- **The data**:

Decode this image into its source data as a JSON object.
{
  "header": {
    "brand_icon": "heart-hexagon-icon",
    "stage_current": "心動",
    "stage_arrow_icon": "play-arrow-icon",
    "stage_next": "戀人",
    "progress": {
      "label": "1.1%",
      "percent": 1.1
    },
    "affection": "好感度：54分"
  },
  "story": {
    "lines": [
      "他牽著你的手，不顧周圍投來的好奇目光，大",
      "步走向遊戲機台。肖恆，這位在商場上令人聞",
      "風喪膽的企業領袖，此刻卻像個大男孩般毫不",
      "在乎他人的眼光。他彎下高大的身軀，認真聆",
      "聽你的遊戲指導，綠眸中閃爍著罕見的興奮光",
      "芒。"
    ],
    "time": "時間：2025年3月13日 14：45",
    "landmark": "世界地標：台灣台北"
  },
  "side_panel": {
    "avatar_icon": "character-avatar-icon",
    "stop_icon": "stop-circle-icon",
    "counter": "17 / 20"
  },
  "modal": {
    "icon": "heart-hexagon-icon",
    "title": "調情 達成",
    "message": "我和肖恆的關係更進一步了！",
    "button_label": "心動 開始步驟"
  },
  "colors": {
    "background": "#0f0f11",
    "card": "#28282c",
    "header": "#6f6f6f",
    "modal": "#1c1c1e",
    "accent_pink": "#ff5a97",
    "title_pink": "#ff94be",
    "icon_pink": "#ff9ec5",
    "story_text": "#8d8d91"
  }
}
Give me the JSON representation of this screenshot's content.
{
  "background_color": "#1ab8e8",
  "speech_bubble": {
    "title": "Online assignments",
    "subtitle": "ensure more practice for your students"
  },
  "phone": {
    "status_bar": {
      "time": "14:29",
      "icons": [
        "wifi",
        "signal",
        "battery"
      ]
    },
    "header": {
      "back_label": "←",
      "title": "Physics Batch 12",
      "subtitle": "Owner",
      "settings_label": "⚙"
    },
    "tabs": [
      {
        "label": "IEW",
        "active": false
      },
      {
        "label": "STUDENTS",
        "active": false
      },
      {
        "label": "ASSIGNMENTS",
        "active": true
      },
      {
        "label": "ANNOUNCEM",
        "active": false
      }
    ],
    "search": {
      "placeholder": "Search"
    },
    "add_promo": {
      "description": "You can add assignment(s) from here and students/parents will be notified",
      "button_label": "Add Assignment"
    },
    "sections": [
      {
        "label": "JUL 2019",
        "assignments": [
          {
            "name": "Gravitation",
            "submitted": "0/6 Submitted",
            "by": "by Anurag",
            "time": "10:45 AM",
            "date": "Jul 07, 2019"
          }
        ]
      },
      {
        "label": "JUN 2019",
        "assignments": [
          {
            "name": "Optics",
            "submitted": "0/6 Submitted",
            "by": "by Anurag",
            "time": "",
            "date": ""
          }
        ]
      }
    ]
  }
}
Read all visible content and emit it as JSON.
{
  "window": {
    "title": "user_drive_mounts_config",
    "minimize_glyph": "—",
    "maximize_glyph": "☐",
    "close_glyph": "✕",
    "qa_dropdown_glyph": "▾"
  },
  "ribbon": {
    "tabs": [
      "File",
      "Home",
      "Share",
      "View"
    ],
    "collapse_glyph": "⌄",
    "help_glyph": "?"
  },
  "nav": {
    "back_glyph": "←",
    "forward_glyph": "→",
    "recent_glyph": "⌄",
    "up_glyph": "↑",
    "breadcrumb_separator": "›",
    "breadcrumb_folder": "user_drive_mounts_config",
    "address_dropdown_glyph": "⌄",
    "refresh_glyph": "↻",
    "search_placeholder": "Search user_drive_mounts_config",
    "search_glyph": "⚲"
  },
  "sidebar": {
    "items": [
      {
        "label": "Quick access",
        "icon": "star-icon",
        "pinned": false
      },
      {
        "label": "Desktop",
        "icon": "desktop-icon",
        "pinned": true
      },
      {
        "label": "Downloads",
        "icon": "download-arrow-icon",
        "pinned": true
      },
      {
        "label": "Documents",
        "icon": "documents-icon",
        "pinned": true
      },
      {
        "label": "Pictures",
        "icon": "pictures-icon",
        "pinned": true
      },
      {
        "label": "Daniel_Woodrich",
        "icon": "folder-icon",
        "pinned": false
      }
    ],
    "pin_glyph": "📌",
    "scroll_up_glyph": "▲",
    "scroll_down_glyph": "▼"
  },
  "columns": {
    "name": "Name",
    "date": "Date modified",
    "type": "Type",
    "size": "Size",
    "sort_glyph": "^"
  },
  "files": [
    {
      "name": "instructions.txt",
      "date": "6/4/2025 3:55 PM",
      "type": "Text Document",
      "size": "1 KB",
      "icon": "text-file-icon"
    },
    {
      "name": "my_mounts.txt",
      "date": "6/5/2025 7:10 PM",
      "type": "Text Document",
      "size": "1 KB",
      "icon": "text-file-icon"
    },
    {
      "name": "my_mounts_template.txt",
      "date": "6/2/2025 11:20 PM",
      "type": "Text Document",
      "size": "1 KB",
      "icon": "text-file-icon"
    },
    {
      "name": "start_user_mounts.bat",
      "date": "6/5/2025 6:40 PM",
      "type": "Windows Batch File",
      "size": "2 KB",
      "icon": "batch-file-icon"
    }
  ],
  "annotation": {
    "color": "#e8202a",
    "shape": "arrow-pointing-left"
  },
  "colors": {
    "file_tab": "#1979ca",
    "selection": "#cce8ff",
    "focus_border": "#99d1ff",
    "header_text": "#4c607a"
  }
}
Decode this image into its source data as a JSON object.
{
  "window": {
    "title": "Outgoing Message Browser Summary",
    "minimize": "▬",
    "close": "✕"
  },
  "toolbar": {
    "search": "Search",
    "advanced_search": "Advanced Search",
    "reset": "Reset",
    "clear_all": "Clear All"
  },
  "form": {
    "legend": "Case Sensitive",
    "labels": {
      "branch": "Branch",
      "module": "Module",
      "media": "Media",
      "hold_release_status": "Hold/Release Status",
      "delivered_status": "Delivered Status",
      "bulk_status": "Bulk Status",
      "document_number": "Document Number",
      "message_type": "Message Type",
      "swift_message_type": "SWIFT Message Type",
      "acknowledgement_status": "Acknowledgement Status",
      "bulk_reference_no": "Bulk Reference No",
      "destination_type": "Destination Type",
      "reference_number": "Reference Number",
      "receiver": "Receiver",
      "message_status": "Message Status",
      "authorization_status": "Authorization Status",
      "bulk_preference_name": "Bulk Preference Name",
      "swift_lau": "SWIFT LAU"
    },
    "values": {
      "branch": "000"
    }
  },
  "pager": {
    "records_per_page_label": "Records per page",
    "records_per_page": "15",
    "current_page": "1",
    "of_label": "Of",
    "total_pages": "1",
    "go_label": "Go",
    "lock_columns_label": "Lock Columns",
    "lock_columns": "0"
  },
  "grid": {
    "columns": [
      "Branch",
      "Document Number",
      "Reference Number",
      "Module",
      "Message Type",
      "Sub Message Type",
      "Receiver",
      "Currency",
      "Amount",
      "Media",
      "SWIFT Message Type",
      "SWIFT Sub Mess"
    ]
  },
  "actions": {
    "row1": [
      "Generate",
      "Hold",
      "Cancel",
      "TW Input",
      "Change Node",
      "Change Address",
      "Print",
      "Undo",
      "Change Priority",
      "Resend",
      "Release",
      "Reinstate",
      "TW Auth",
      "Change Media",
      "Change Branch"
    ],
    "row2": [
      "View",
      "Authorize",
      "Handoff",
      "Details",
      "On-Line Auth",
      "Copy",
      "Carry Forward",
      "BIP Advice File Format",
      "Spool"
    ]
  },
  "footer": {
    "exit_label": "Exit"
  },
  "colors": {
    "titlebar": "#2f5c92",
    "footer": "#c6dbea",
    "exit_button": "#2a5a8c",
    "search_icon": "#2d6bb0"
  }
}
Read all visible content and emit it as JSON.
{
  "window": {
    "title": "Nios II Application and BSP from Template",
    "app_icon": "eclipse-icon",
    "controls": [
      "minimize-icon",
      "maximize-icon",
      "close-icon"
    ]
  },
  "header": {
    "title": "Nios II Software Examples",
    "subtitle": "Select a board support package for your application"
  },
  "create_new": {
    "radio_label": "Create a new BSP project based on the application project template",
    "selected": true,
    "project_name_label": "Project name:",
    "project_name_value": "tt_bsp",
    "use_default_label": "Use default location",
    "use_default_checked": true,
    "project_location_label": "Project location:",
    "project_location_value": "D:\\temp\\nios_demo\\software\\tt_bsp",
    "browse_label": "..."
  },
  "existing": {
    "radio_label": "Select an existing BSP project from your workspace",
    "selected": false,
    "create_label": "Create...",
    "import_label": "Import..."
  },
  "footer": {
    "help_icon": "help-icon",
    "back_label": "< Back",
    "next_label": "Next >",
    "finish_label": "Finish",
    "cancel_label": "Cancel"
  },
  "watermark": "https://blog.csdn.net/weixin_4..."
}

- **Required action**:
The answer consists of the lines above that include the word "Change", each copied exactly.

- **Result of the exercise**:
      "Change Node",
      "Change Address",
      "Change Priority",
      "Change Media",
      "Change Branch"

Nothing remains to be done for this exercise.